It's running strong candidates in toss-up races in a historically tight election year, yet America's third party still finds itself routinely left off polls.
The New Mexico Senate race is 47%–26%–16% Democrat-Republican-Libertarian, according to the
Having a "one-punch" option to choose every candidate from a political party alters election results, changes politicians' behavior, and reinforces the advantage of the locally dominant party.
Last-minute Democrat-assisting reinstatement of “one-punch” balloting is struck down by the New Mexico Supreme Court
6th Circuit rejects argument that eliminating the one-vote ability to choose a political party's entire candidate slate amounts to intentional racial discrimination. Ruling could have impact in New Mexico.
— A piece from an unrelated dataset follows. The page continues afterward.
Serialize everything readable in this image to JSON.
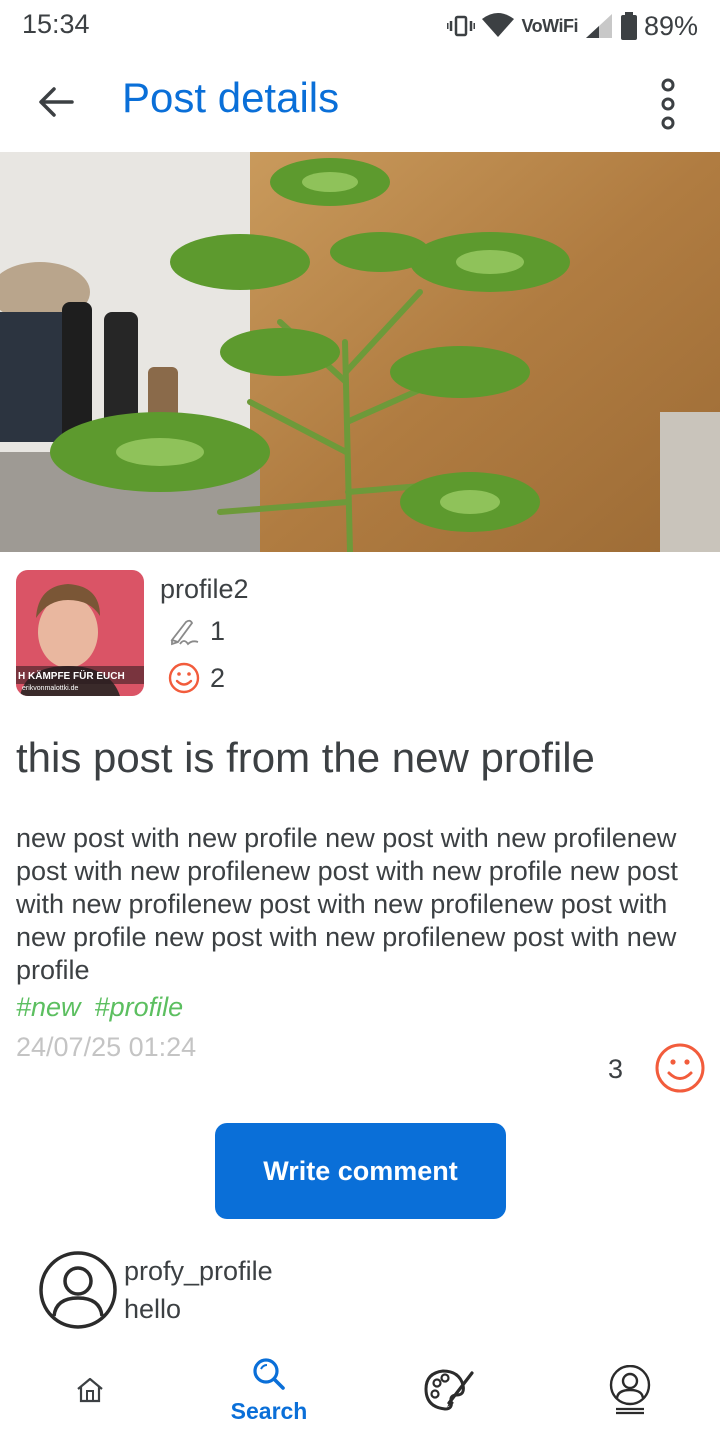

The former Ron Paul delegate, current state senator, and underdog to unseat independent Angus King says Johnson "would be one of the best U.S. senators."
The libertarian Republican explains why New Mexico's voting change is "primarily a scheme to unfairly benefit the major party establishments."
Democratic secretary of state in heavily Democratic state unilaterally changes voting rule in a way that favors Democrats (and punishes Libertarians). Republicans say they’ll sue.
The "libertarianish" Republican becomes first major GOP figure to bypass his own party and back the Libertarian challenger to New Mexico's Democratic incumbent.
More New Mexico Republicans favor the Libertarian than their own candidate for U.S. Senate.
What could go wrong with federalizing the corporate charter process and putting bureaucrats in charge of long-term business thinking?
“Am I going to be the most hated guy, or am I going to be the future of politics if I'm elected?” wonders New Mexico’s now-official Libertarian candidate for the U.S. Senate.
“It’s moving forward” says the former Libertarian Party presidential candidate’s longtime political advisor
As the fundraising gears up, the two-time Libertarian presidential candidate has until Aug. 18 to decide whether to run for U.S. Senate. Meanwhile, Republican Mick Rich is emphatic about not dropping out.
Aubrey Dunn, the highest-ranking Libertarian elected official in the country, drops out of the New Mexico Senate race to make way for a two-time governor/presidential candidate who five months ago said he was “done with elected political office.”
The former New Mexico governor got nearly 10 percent of the presidential vote there as a Libertarian in 2016 and has recently said Libertarians need "a success story."
The antivirus-software pioneer is flying the crypto flag, while the adult actress is running on weed, Net Neutrality, and #MeToo.
The 2016 Libertarian presidential candidate on "Aleppo," Donald Trump's unexpected good points, and why Hillary Clinton's trolls were worse than Russian ones.
What does the future hold for libertarians?